Here, Plaintiff alleges the following: that he suffers from partial hearing loss; that he has difficulty hearing without an assistive listening device; that Defendant operated a live entertainment venue at 2725 Hyperion Ave., Los Angeles, CA 90027 (the “Venue”); that Plaintiff patronized the Venue on or about March 26, 2019, and requested an assistive listening device but none was provided for him; that the Venue did not have any signage appraising Plaintiff of the availability of an assistive listening device; that as a result of being denied an assistive listening device, Plaintiff was unable to enjoy a live music performance; that live music performances are part of the “goods, services, facilities, privileges, advantages, and accommodations” provided for the “benefit, entertainment, use, and enjoyment of patrons;” and that Plaintiff was “excluded, denied services, segregated, and otherwise treated differently” due to the absence of auxiliary aids. (Compl., ¶¶ 2-5.)

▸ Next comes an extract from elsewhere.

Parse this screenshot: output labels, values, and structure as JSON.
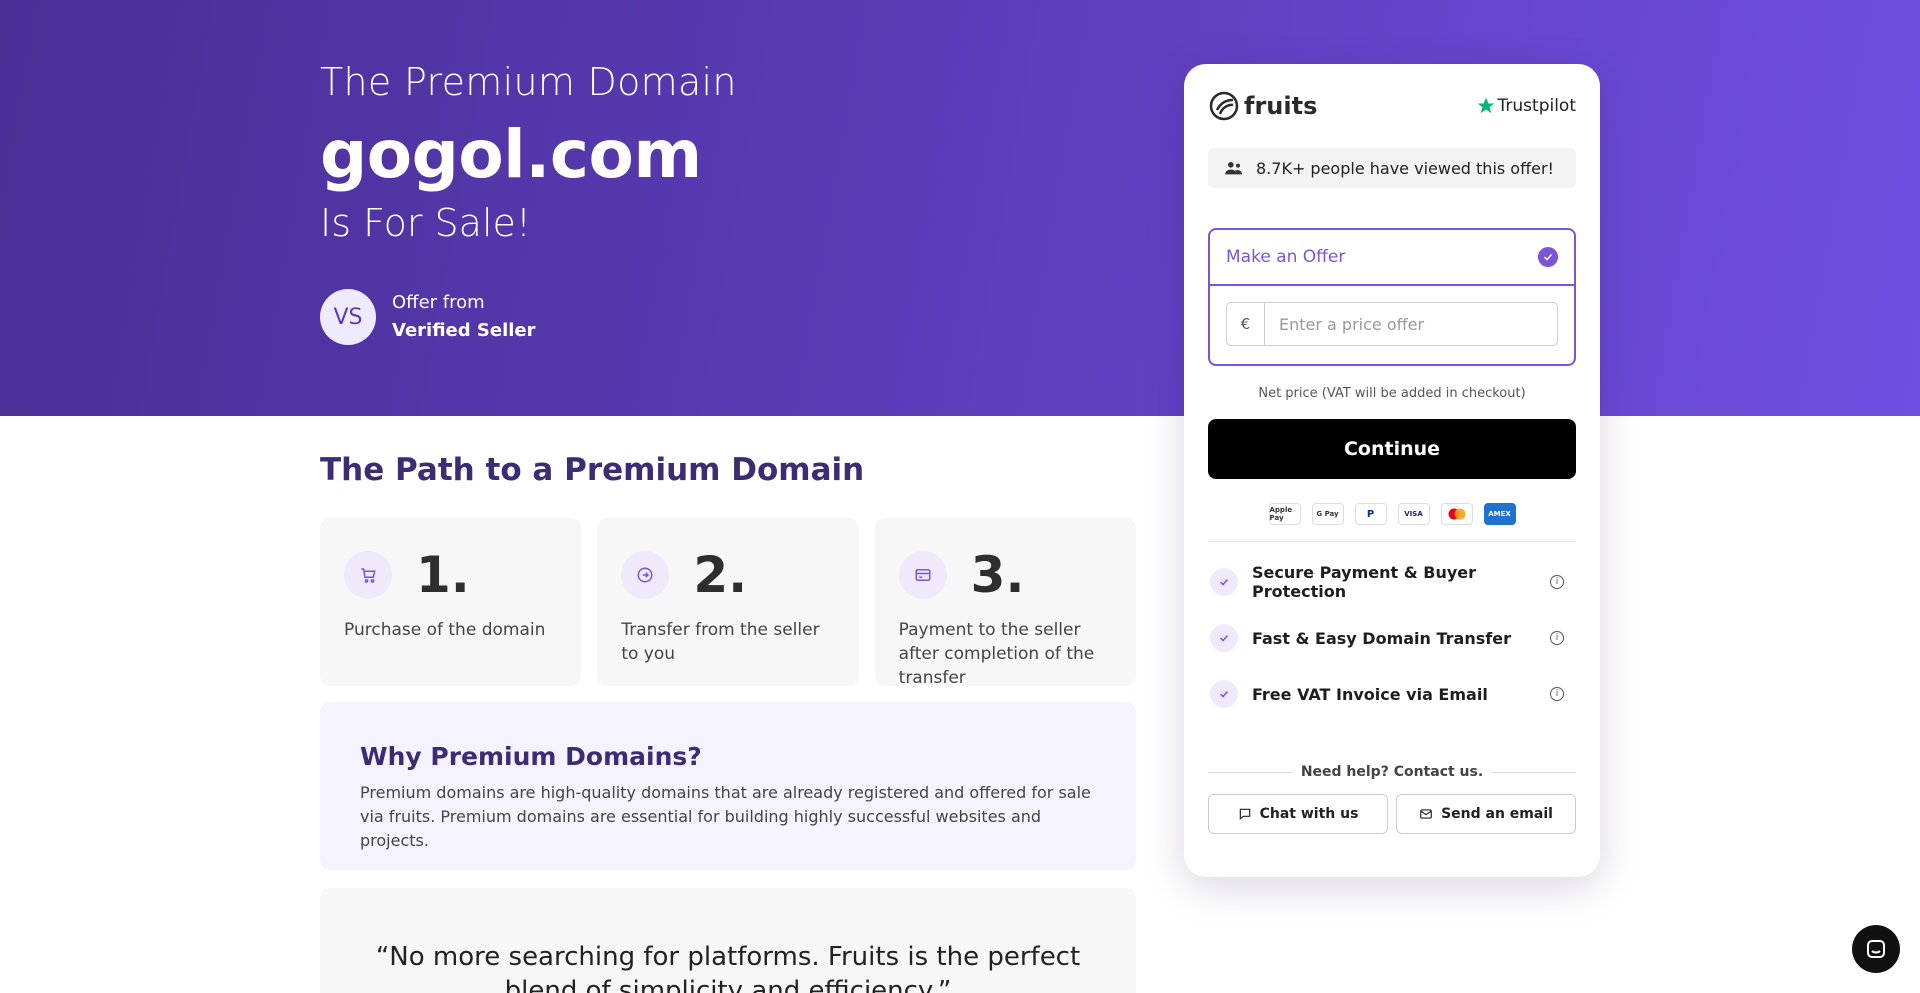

Defendant argues that a discrimination claim must be based on a denial of services a public accommodation normally offers. (Dem., p. 6:17-20.) Relying on the Articles of Incorporation for Encino Market, Co., the Statement of Information describing it as a “retail grocery” business, and a print out of its webpage, Defendant argues that it is not in the live entertainment business, but rather in the grocery business. (Id. at p. 7:1-3.) However, as noted above, the Court denied judicial notice of the Articles of Incorporation, Defendant’s webpage, and Defendant’s Statement of Information. Even if the Court was permitted to take judicial notice of the Articles of Incorporation or Statement of Information, the Court would not be able to take judicial notice of any factual matters stated therein, i.e., that Defendant is in the retail grocery business. (See Poseidon Development, Inc. v. Woodland Lane Estates (2007) 152 Cal.App.4th 1106, 1117 [“[T]he fact that a court may take judicial notice of a recorded deed, or similar document, does not mean that it may take judicial notice of factual matters stated therein”].) Thus, the Court cannot make a finding as to the types of goods and services Defendant offers.

Defendant also argues that a discrimination claim based on the absence of auxiliary services “must allege that the auxiliary aids were necessary to ensure effective communication and the failure to provide those auxiliary aids resulted in a denial of service.” (Dem., p. 8:11-15.) It further argues that there must be a nexus between the goods and services normally offered by the business and the auxiliary aids in question. (Id.)

Here, Plaintiff alleges Defendant is a live entertainment venue. (See Compl., ¶ 3.) Because Defendant has not submitted any judicially noticeable matter that may permit the Court to conclude otherwise, the Court takes Plaintiff’s allegation as true. (Harris v. City of Santa Monica, supra, 56 Cal.4th p. 240.) An auxiliary device for the enjoyment of a live musical performance is directly related to the types of goods and services, i.e., live entertainment, Plaintiff alleges Defendant provides. Indeed, “one is denied full and equal enjoyment of goods, services, and the like when, due to a disability and the lack of auxiliary aids, there is an absence of effective communication relating to those good and services.” (Martinez v. California Pizza Kitchen, Inc. (2018) 30 Cal.App.5th Supp. 14, 21.) (Italics added.)

Thus, because Plaintiff alleges he has a disability, that Defendant’s facility is a place of public accommodation, and that he was denied full and equal treatment on a particular occasion, the Court finds he has properly stated a cause of action for violation of the Unruh Civil Rights Act. Accordingly, the Demurrer is OVERRULED.

  1. Conclusion & Order

For the foregoing reasons, Defendant Gelson’s Markets’ Demurrer to Plaintiff’s Complaint is OVERRULED.

Moving party is ordered to give notice.